A Vermont man appeared in a Burlington courtroom Tuesday to face charges related to a shooting in late February that badly injured an innocent woman and divided the county’s head prosecutor and the city’s mayor and police chief.
The attorney for Rashad Nashid, 37, entered not guilty pleas on five charges, including allegations of reckless endangerment and aggravated assault with a deadly weapon.
Earlier this year, police labeled Nashid as the suspect seen in surveillance video shooting toward a crowd outside a busy bar on Main Street after 2 a.m.
The latest news from around the state
Police said one bullet traveled through the body of an innocent bystander, who survived. Another bullet flew into a nearby apartment.
“Whenever you have a mixture of tempers, alcohol, and firearms on a crowded city street, it is a recipe for someone getting hurt or killed,” observed Justin Jiron, Chittenden County’s chief deputy state’s attorney. “Yeah—a very dangerous situation.”
Investigators said those shots were the explosive end of a feud between Nashid and another man, Carl Martin, over how Martin’s brother treated a woman.

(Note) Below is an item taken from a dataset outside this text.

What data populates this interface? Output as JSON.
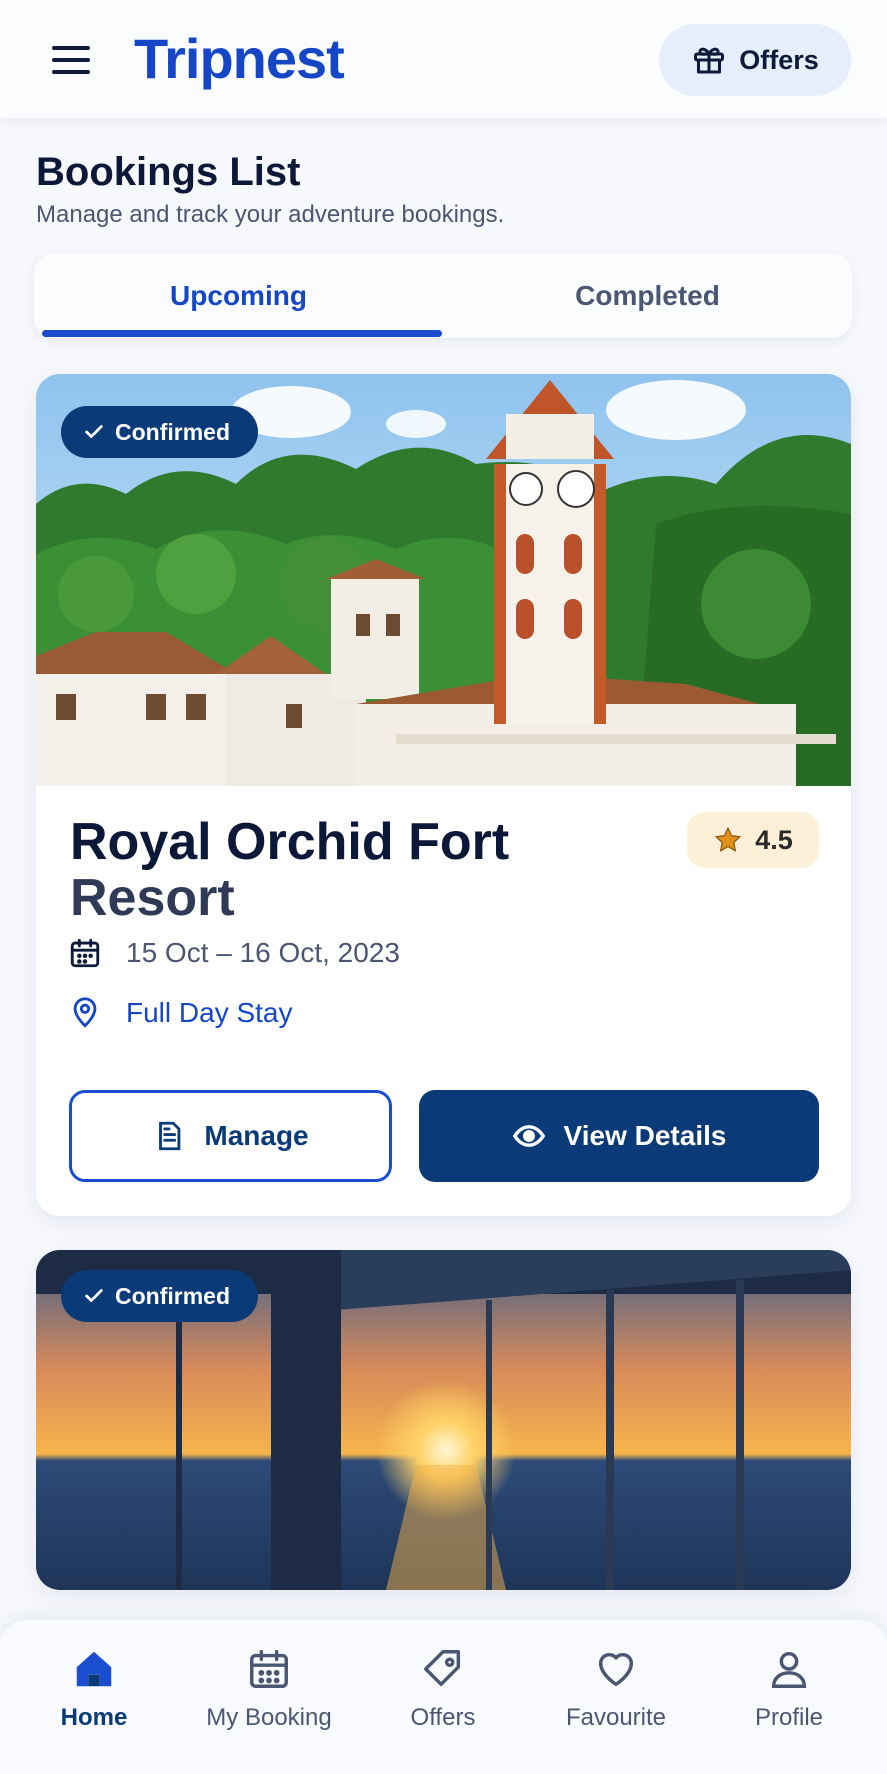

In the video, prosecutors and police said Martin can be seen punching Nashid then raising what appears to be his own gun, before Nashid runs away and fires.
Nashid was ordered held on $10,000 bail on the new state charges, but was previously being held in federal custody in northern New York on a different firearm charge.
Recently, Chittenden County State’s Attorney Sarah George announced her office would not criminally charge Martin—a decision that drew rare public criticism from city leaders.
“We believe that Carl Martin probably would have offered a self-defense claim, but when his actions contributed to the shooting of an innocent person, we think that claim should be tested in a court of law,” Chief Brandon del Pozo of the Burlington Police Department said in an interview with necn affiliate NBC 5 News last month. “We think Vermonters deserve that.”
Burlington Mayor Miro Weinberger agreed with del Pozo in a tweet last month, which read, “A night of gun violence in downtown [Burlington] like this should be judged by Vermonters in a court of law. A free pass sends the wrong message.”
However, Jiron and George stand by the decision to charge only Nashid.
Jiron explained Tuesday he’ll need Martin to testify against the alleged shooter, and told necn the office’s legal analysis determined Martin’s punch and flashing the gun would be considered self-defense.
In a letter to police explaining her decision to not pursue criminal charges against Martin, State’s Attorney George said there was no doubt in her mind that Martin was acting irresponsibly and dangerously the night in question. Still, George said in the letter that Martin’s actions amounted to self-defense and defense of his brother.
“In that theory, it would be inappropriate to charge [Martin],” Jiron added Tuesday.
After entering the not guilty pleas to the new state charges, Nashid’s attorney, Bob Katims, said he plans to file a request to dismiss the charges, hinting he, too, plans to argue self-defense.
As for the injured bystander, Jiron said it is his understanding that she is recovering well.